Your task — Give the records below again, word for word. No pictures belong in the copy.

Dataset extract —
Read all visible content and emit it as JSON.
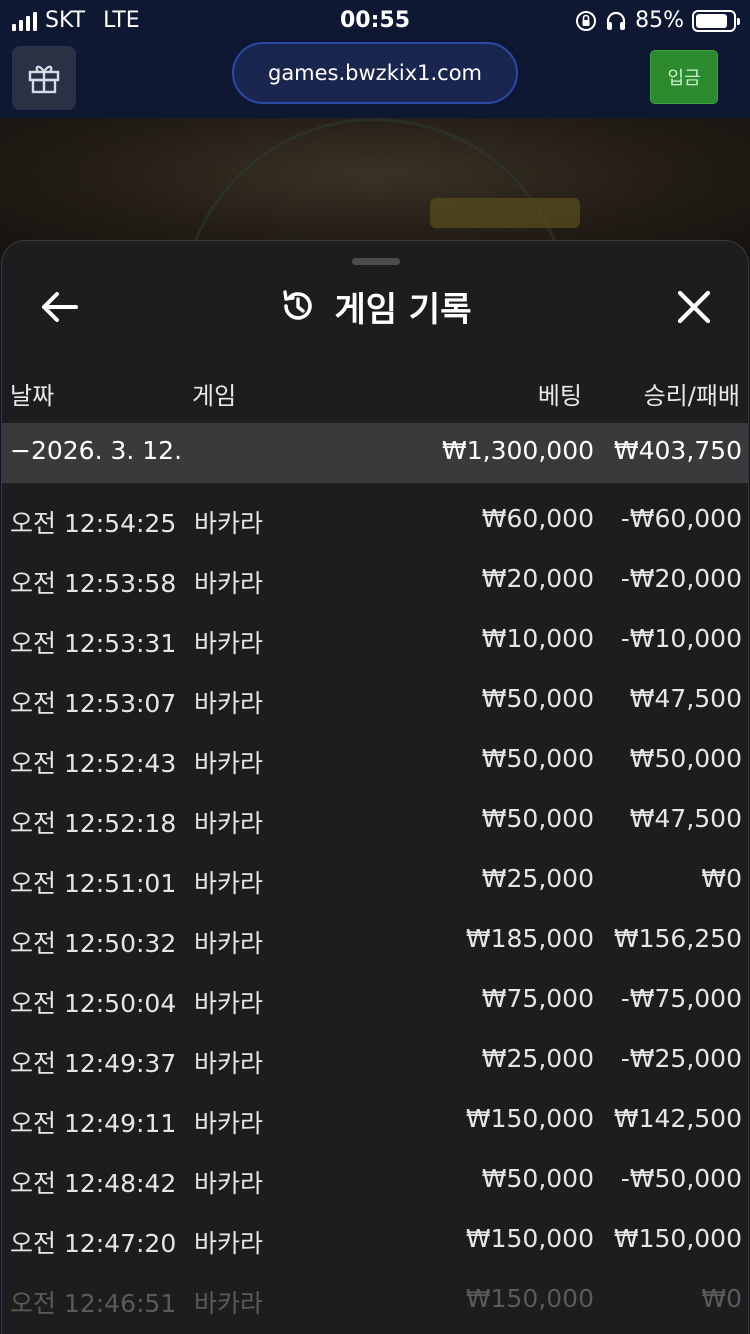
{
  "status": {
    "carrier": "SKT",
    "network": "LTE",
    "time": "00:55",
    "battery": "85%",
    "battery_level": 0.85
  },
  "browser": {
    "url": "games.bwzkix1.com",
    "deposit_label": "입금"
  },
  "sheet": {
    "title": "게임 기록",
    "columns": {
      "date": "날짜",
      "game": "게임",
      "bet": "베팅",
      "result": "승리/패배"
    },
    "summary": {
      "date": "−2026. 3. 12.",
      "bet": "₩1,300,000",
      "result": "₩403,750"
    },
    "rows": [
      {
        "time": "오전 12:54:25",
        "game": "바카라",
        "bet": "₩60,000",
        "result": "-₩60,000"
      },
      {
        "time": "오전 12:53:58",
        "game": "바카라",
        "bet": "₩20,000",
        "result": "-₩20,000"
      },
      {
        "time": "오전 12:53:31",
        "game": "바카라",
        "bet": "₩10,000",
        "result": "-₩10,000"
      },
      {
        "time": "오전 12:53:07",
        "game": "바카라",
        "bet": "₩50,000",
        "result": "₩47,500"
      },
      {
        "time": "오전 12:52:43",
        "game": "바카라",
        "bet": "₩50,000",
        "result": "₩50,000"
      },
      {
        "time": "오전 12:52:18",
        "game": "바카라",
        "bet": "₩50,000",
        "result": "₩47,500"
      },
      {
        "time": "오전 12:51:01",
        "game": "바카라",
        "bet": "₩25,000",
        "result": "₩0"
      },
      {
        "time": "오전 12:50:32",
        "game": "바카라",
        "bet": "₩185,000",
        "result": "₩156,250"
      },
      {
        "time": "오전 12:50:04",
        "game": "바카라",
        "bet": "₩75,000",
        "result": "-₩75,000"
      },
      {
        "time": "오전 12:49:37",
        "game": "바카라",
        "bet": "₩25,000",
        "result": "-₩25,000"
      },
      {
        "time": "오전 12:49:11",
        "game": "바카라",
        "bet": "₩150,000",
        "result": "₩142,500"
      },
      {
        "time": "오전 12:48:42",
        "game": "바카라",
        "bet": "₩50,000",
        "result": "-₩50,000"
      },
      {
        "time": "오전 12:47:20",
        "game": "바카라",
        "bet": "₩150,000",
        "result": "₩150,000"
      },
      {
        "time": "오전 12:46:51",
        "game": "바카라",
        "bet": "₩150,000",
        "result": "₩0"
      }
    ]
  },
  "icons": {
    "signal": "signal-icon",
    "rotation_lock": "rotation-lock-icon",
    "headphones": "headphones-icon",
    "battery": "battery-icon",
    "gift": "gift-icon",
    "back": "back-arrow-icon",
    "history": "history-icon",
    "close": "close-icon"
  },
  "colors": {
    "deposit_button": "#2d8a2f",
    "sheet_background": "#1d1d1e",
    "summary_row": "#3a3a3c"
  }
}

Solution to the problem —
Read all visible content and emit it as JSON.
{
  "status": {
    "carrier": "SKT",
    "network": "LTE",
    "time": "00:55",
    "battery": "85%",
    "battery_level": 0.85
  },
  "browser": {
    "url": "games.bwzkix1.com",
    "deposit_label": "입금"
  },
  "sheet": {
    "title": "게임 기록",
    "columns": {
      "date": "날짜",
      "game": "게임",
      "bet": "베팅",
      "result": "승리/패배"
    },
    "summary": {
      "date": "−2026. 3. 12.",
      "bet": "₩1,300,000",
      "result": "₩403,750"
    },
    "rows": [
      {
        "time": "오전 12:54:25",
        "game": "바카라",
        "bet": "₩60,000",
        "result": "-₩60,000"
      },
      {
        "time": "오전 12:53:58",
        "game": "바카라",
        "bet": "₩20,000",
        "result": "-₩20,000"
      },
      {
        "time": "오전 12:53:31",
        "game": "바카라",
        "bet": "₩10,000",
        "result": "-₩10,000"
      },
      {
        "time": "오전 12:53:07",
        "game": "바카라",
        "bet": "₩50,000",
        "result": "₩47,500"
      },
      {
        "time": "오전 12:52:43",
        "game": "바카라",
        "bet": "₩50,000",
        "result": "₩50,000"
      },
      {
        "time": "오전 12:52:18",
        "game": "바카라",
        "bet": "₩50,000",
        "result": "₩47,500"
      },
      {
        "time": "오전 12:51:01",
        "game": "바카라",
        "bet": "₩25,000",
        "result": "₩0"
      },
      {
        "time": "오전 12:50:32",
        "game": "바카라",
        "bet": "₩185,000",
        "result": "₩156,250"
      },
      {
        "time": "오전 12:50:04",
        "game": "바카라",
        "bet": "₩75,000",
        "result": "-₩75,000"
      },
      {
        "time": "오전 12:49:37",
        "game": "바카라",
        "bet": "₩25,000",
        "result": "-₩25,000"
      },
      {
        "time": "오전 12:49:11",
        "game": "바카라",
        "bet": "₩150,000",
        "result": "₩142,500"
      },
      {
        "time": "오전 12:48:42",
        "game": "바카라",
        "bet": "₩50,000",
        "result": "-₩50,000"
      },
      {
        "time": "오전 12:47:20",
        "game": "바카라",
        "bet": "₩150,000",
        "result": "₩150,000"
      },
      {
        "time": "오전 12:46:51",
        "game": "바카라",
        "bet": "₩150,000",
        "result": "₩0"
      }
    ]
  },
  "icons": {
    "signal": "signal-icon",
    "rotation_lock": "rotation-lock-icon",
    "headphones": "headphones-icon",
    "battery": "battery-icon",
    "gift": "gift-icon",
    "back": "back-arrow-icon",
    "history": "history-icon",
    "close": "close-icon"
  },
  "colors": {
    "deposit_button": "#2d8a2f",
    "sheet_background": "#1d1d1e",
    "summary_row": "#3a3a3c"
  }
}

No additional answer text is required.